A: The care of a monkey is like caring for a young child. Yearly exams are a good idea, they give you a base so that you know your monkeys normal temperature, weight, etc. If they are eating their proper diet, getting sun and exercise, there normally should not be a reason to see a vet. You will need a go-to vet in place, one that specializes in primates before you pick up your baby. You have 48 hours to take your baby to a qualified vet for a health exam. Otherwise there is no guarantee. This way you have peace of mind that you have a healthy baby plus if you have an emergency situation, you don't waste any time getting the proper treatment and care for your baby. Some vets recommend vaccines but we prefer to wait till the baby is full size. Please check our list of veterinarians on this website that work with primates. Feel free to call or text us your vets information if you want us to add them to our list.
Q. What is harmful or life threatening to my baby?

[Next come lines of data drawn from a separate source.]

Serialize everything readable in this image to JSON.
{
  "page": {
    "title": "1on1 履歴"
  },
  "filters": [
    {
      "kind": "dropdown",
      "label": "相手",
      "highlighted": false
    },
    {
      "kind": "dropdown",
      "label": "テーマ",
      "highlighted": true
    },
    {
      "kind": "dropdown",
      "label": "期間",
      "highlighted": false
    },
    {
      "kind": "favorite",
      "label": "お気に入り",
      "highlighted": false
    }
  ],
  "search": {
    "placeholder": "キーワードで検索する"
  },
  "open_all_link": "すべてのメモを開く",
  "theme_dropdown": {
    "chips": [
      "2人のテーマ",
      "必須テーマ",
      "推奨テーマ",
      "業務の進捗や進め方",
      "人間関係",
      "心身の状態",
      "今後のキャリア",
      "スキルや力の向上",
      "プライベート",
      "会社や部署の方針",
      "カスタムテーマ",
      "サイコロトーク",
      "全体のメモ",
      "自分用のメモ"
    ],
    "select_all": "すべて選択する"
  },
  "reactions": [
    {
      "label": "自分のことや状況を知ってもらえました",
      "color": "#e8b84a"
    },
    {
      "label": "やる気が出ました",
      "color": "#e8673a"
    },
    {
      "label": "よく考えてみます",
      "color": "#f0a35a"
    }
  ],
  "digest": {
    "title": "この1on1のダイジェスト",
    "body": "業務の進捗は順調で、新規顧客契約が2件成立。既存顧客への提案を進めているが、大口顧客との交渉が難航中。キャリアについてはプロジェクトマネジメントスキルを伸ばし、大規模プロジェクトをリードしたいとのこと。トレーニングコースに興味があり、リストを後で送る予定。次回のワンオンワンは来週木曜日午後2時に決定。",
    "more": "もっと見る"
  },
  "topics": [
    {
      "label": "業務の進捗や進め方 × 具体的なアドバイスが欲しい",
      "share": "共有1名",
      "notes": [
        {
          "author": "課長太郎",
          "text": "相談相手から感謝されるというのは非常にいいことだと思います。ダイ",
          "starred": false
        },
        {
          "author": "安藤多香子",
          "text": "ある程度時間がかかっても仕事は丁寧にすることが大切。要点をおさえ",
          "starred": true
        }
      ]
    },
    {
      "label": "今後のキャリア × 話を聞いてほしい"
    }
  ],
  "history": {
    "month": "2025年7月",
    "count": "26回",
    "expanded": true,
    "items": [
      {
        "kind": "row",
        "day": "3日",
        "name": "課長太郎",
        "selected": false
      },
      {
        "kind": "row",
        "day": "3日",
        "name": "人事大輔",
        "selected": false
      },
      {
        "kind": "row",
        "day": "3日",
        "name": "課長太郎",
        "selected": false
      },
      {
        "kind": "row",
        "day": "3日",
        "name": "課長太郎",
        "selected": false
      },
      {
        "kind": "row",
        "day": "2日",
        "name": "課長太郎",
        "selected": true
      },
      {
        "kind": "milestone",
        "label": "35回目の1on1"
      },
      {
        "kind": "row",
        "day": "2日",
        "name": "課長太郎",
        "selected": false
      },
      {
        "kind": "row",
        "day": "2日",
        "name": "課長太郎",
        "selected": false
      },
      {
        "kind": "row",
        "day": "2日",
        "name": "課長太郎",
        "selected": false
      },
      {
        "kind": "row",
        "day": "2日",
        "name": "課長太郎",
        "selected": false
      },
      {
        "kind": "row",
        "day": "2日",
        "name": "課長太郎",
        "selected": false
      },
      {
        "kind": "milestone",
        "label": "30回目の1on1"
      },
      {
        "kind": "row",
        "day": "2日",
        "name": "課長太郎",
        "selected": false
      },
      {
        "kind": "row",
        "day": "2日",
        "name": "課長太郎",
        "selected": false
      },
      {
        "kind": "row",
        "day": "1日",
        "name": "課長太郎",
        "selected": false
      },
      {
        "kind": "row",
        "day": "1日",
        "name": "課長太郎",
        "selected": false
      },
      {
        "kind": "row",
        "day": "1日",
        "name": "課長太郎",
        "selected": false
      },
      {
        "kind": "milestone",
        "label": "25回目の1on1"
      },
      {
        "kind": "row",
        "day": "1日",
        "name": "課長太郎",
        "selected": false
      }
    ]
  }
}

A: There are a lot of things that can be harmful to your primate. Just like with a human baby, you must look at your home and baby proof it. We are talking about hanging loose wires, toilet bowls, sharp objects, swimming pools, and other situations that can pose a serious threat to your baby. Consider everything a threat! The most ignored threat is the Herpes Virus which can be lethal to primates. Remember that the Herpes virus can be as simple as a cold sore on a human's mouth and can be directly transmitted to the primate with a simple kiss or sharing of food. Please make it your personal responsibility to know about everything that can be deadly to your primate and make it your first priority to keep it as safe and as far away from unhealthy people as possible. Monkeys can catch a stomach virus, pink eye, measles, mumps, strep throat, common cold, cat scratch fever so please be careful when you or others are sick.